Make Meaningful Contact a Regular Part of Teamwork
Diverse cross-functional teams perform better than solo designers, or even solo departments (the UX team, for example) because of the additional skills and perspectives diverse team members provide. This is particularly true when the problems are complex and require a multitude of skill sets to solve.
Many of us are fortunate to work on teams with other designers, but most of us work on cross-functional teams with business analysts, product owners, product managers, developers, database architects, sound designers, and writers. This is a treasure trove of experience and perspective waiting to be used. Regular standups and meetings aside, how often have you deliberately designed and planned interactions with your internal team to take advantage of the unique skills team members possess?
These interactions can be informal get-togethers or larger planned events involving the client: sketching sessions, codesigns with diverse team members, regular design critique, or larger workshops. The key is deliberately getting the right people in the room–lead with a focused initiative and desired outcome, but keep things open enough to get the most from the diverse perspectives.
Setting up sessions like this can feel like it’s taking time away from cranking at your desk, but you end up saving so much time in the long run with a well-designed session and the shared understanding that results from shared investment.

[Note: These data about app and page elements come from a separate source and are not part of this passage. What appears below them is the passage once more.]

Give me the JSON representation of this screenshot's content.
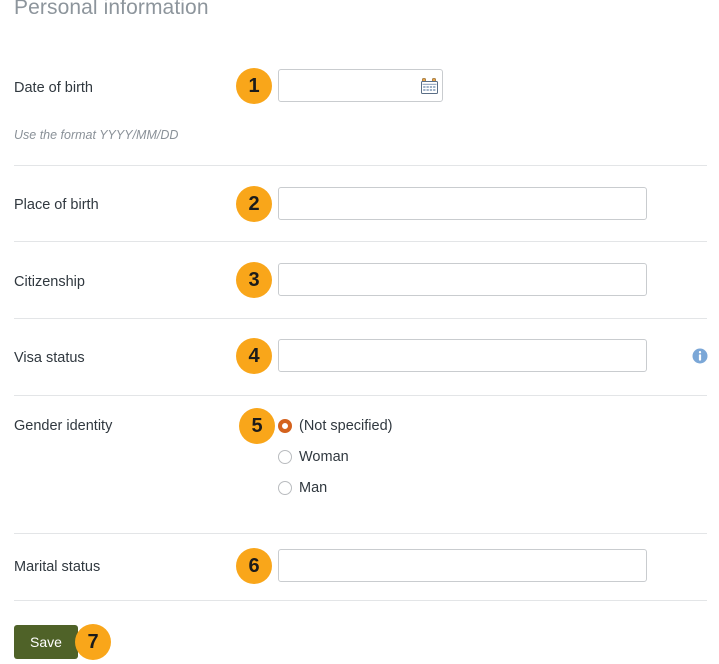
{
  "section": {
    "title": "Personal information"
  },
  "fields": {
    "date_of_birth": {
      "label": "Date of birth",
      "value": "",
      "placeholder": "",
      "hint": "Use the format YYYY/MM/DD",
      "icon": "calendar-icon",
      "badge": "1"
    },
    "place_of_birth": {
      "label": "Place of birth",
      "value": "",
      "placeholder": "",
      "badge": "2"
    },
    "citizenship": {
      "label": "Citizenship",
      "value": "",
      "placeholder": "",
      "badge": "3"
    },
    "visa_status": {
      "label": "Visa status",
      "value": "",
      "placeholder": "",
      "icon": "info-icon",
      "badge": "4"
    },
    "gender_identity": {
      "label": "Gender identity",
      "badge": "5",
      "selected": "(Not specified)",
      "options": [
        {
          "label": "(Not specified)",
          "checked": true
        },
        {
          "label": "Woman",
          "checked": false
        },
        {
          "label": "Man",
          "checked": false
        }
      ]
    },
    "marital_status": {
      "label": "Marital status",
      "value": "",
      "placeholder": "",
      "badge": "6"
    }
  },
  "actions": {
    "save_label": "Save",
    "save_badge": "7"
  },
  "colors": {
    "badge": "#f9a61a",
    "save_button": "#4f6228",
    "radio_selected": "#d4621d",
    "info_icon": "#7ba7d7",
    "separator": "#e3e5e7",
    "label_text": "#30383f",
    "heading_text": "#8d959c",
    "hint_text": "#8a9198"
  }
}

Be Authentic and Transparent
Some lines of work, like politics and advertising, depend on a veneer of polish and presentation. A magical, “big reveal” culture where the client is being “wowed” by the show without understanding the scope of work needed to solve specific problems tied to specific, meaningful goals will always fall short when it comes to great design. Working the room to get signoff is certainly a soft skill, but not necessarily one that will serve you in the long run.
Optics, schmoptics. If contact with users and team members is the way you wish to work, and I think it should be, it is utterly essential to be as transparent as possible about the value this approach brings from day one. Expose your process, make sure the right people are in the room, set expectations for time and workload, and set clear goals for the project and for what you’re hoping to achieve for the business. There is no wizard behind the curtain that automagically produces great work if you just throw enough money at her. Design is a sweaty, time-consuming endeavor and we need all hands on deck. Make no bones about this when setting expectations.
With that in mind, get the client onboard as early as possible. Truly involve them in the process, partnering with them to help them understand what needs to be done. If they’re not able or ready to understand what the design work entails, keep working with them.
Granted, when it comes to client contact, this one might be the trickiest. Your organization can hire and mold its culture based on ideals or business principles, and though there’s bound to be some differences in approach and experience you probably have a good idea of the desired way to work together according to leaders in your organization. Things can be, let’s say, much more open and varied in terms of past experience, skill set, and general approach when it comes to the clients you serve. The flat organizational structure of a design firm can often clash with a more traditional vertical structure where approvals lie with executives who may not be fully involved in the project.
To help remedy this issue, build strong, transparent partnerships with your day-to-day stakeholders through frequent, meaningful contact so that they become design allies.
Keep these elements in mind when you’re working, and your soft skills will develop. Practice makes perfect! Interested in working this way? Engage contact.